Collected data
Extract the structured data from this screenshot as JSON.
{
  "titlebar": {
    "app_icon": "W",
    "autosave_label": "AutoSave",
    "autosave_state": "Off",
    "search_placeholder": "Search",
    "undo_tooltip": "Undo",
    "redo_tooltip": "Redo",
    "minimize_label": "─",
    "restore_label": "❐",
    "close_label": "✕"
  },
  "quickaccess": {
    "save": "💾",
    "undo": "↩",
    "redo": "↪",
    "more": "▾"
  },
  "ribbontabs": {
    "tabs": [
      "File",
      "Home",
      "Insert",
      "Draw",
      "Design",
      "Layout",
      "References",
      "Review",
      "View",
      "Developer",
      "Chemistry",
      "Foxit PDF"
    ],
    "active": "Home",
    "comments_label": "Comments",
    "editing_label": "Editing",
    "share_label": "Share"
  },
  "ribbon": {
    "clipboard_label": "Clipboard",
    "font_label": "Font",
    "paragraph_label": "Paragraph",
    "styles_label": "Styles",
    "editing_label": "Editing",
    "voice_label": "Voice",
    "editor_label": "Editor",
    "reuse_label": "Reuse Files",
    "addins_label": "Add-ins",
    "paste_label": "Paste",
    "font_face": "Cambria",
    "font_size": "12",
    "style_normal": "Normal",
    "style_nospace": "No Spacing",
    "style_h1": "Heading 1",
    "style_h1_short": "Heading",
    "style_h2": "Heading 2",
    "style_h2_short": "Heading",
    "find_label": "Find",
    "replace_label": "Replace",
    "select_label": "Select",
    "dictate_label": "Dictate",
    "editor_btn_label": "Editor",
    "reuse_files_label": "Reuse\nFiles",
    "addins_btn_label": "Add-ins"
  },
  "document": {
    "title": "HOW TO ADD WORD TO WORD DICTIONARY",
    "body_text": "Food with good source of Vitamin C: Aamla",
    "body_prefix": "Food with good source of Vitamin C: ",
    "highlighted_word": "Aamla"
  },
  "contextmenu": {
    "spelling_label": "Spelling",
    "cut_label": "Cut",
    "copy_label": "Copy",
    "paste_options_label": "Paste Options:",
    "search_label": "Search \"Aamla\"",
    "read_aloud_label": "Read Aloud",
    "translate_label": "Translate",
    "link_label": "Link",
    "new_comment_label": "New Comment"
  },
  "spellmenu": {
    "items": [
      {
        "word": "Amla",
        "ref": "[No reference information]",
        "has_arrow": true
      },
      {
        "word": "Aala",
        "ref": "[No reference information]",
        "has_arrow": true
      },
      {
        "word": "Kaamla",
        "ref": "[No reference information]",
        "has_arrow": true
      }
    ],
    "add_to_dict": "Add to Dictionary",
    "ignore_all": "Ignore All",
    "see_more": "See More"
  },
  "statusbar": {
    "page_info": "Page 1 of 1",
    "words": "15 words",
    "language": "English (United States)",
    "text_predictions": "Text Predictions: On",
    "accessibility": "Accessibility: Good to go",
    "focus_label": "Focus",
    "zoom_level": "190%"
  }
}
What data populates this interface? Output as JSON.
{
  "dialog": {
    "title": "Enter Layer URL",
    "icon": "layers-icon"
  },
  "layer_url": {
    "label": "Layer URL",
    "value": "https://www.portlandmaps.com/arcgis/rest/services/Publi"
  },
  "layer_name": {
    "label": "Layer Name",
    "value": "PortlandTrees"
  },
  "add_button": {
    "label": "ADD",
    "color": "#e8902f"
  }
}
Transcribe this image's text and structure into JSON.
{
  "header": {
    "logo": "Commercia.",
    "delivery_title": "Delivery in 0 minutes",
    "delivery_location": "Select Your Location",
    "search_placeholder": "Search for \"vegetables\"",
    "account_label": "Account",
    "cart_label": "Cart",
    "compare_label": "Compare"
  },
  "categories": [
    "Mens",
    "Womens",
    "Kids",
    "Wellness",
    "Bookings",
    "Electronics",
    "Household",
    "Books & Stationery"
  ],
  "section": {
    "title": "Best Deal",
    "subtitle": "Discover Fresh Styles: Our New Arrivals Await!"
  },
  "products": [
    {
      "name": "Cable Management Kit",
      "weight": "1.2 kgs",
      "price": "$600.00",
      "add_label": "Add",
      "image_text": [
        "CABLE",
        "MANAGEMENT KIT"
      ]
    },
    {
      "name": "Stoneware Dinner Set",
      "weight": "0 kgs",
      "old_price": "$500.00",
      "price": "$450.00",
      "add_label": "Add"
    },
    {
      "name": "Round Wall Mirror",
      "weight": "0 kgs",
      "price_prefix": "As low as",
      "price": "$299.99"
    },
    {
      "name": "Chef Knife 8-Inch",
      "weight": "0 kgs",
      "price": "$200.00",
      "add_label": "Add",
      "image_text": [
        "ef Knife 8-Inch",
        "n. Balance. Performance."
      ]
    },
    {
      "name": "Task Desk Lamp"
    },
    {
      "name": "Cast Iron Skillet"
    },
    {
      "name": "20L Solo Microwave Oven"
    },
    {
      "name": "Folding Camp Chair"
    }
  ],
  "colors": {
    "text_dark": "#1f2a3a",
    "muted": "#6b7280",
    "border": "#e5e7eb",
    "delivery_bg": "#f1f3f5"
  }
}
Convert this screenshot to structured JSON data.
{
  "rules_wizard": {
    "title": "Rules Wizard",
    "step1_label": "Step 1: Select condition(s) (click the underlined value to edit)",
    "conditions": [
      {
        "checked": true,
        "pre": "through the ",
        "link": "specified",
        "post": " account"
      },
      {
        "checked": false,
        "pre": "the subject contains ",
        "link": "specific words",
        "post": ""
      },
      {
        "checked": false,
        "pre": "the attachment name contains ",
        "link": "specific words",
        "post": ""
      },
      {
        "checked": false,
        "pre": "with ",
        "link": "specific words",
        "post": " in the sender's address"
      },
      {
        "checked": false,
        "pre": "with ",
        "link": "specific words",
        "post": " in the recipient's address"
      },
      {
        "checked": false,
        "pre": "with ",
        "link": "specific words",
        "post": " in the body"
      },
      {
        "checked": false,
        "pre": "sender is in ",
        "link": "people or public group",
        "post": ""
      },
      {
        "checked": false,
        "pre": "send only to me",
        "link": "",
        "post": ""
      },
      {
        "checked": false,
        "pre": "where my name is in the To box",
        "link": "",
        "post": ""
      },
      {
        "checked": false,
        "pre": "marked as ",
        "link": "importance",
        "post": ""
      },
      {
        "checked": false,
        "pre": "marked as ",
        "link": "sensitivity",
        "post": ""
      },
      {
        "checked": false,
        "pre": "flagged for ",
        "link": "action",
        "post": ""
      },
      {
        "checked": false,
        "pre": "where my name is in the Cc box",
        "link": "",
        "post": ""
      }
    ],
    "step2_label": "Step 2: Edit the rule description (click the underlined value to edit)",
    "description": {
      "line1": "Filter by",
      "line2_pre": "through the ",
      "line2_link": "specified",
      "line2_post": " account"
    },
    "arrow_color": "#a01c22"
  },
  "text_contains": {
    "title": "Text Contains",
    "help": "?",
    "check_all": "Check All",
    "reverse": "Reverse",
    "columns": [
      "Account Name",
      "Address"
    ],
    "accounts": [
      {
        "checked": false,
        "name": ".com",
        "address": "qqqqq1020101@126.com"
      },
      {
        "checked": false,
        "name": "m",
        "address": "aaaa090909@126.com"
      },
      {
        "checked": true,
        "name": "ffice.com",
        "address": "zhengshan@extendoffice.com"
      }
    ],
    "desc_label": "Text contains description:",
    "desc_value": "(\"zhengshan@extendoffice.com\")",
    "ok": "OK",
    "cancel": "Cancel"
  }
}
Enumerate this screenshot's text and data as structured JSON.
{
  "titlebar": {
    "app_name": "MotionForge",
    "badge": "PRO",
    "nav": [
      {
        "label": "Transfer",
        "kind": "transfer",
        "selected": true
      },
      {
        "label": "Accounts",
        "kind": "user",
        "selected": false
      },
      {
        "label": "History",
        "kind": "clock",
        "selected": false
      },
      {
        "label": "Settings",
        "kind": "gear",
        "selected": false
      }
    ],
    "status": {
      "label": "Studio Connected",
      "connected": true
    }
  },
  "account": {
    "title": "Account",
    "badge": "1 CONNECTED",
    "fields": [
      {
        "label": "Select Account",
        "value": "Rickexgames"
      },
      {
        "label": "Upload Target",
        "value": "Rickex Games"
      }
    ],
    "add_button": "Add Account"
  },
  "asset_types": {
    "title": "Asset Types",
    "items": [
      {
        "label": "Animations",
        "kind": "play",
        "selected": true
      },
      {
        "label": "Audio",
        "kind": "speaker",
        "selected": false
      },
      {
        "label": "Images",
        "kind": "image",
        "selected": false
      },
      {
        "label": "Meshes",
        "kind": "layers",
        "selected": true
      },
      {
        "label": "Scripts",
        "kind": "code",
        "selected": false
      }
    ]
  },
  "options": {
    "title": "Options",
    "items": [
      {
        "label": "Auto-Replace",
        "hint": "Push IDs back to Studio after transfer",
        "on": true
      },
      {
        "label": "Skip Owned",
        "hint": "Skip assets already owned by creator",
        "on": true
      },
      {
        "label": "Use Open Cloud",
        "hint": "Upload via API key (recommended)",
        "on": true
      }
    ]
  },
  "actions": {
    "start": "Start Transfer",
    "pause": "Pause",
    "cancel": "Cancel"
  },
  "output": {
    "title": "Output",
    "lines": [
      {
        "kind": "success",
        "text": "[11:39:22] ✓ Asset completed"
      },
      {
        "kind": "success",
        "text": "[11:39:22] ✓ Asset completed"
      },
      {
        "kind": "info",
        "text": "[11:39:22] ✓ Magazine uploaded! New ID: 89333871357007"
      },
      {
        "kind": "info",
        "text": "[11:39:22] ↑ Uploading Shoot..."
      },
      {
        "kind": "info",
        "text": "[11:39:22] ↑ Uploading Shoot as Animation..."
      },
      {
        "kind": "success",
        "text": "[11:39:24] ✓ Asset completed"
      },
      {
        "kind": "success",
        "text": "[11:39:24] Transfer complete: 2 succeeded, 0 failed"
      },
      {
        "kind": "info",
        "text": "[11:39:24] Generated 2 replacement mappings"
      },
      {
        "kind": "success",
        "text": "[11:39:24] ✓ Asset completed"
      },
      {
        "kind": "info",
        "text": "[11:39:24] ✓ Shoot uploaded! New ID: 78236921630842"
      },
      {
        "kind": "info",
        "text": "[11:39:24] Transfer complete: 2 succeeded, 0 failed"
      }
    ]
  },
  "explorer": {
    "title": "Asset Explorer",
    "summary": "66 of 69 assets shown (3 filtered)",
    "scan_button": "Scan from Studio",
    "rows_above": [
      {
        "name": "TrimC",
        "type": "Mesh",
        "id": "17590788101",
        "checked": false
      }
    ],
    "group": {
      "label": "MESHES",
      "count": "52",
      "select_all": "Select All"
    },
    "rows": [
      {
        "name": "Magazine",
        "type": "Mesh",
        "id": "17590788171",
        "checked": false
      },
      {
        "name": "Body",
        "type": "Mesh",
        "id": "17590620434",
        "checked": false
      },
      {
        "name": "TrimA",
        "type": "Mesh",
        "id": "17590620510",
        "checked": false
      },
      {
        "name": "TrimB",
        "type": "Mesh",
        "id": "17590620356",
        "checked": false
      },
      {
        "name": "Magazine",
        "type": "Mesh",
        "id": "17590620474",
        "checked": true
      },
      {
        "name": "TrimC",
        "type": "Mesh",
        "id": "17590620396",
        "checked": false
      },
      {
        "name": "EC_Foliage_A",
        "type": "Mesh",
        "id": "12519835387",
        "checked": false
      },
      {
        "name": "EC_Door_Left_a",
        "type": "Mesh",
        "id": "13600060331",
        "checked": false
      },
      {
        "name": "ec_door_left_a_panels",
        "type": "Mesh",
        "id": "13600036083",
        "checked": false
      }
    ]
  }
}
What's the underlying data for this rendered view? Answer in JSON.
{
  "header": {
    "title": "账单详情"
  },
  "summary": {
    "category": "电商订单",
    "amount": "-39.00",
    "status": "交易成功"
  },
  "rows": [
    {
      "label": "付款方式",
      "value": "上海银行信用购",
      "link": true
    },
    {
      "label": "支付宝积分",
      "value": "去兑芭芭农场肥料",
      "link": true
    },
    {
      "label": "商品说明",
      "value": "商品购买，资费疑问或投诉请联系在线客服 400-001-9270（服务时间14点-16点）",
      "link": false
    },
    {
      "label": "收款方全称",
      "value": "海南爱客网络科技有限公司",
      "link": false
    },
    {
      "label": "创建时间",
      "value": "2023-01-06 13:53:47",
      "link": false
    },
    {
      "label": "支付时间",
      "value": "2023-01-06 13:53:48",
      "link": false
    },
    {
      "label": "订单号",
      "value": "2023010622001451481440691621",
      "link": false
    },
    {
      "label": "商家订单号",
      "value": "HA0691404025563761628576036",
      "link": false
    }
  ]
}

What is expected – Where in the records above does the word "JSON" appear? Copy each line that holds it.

Finished exercise –
Extract the structured data from this screenshot as JSON.
What data populates this interface? Output as JSON.
Transcribe this image's text and structure into JSON.
Convert this screenshot to structured JSON data.
Enumerate this screenshot's text and data as structured JSON.
What's the underlying data for this rendered view? Answer in JSON.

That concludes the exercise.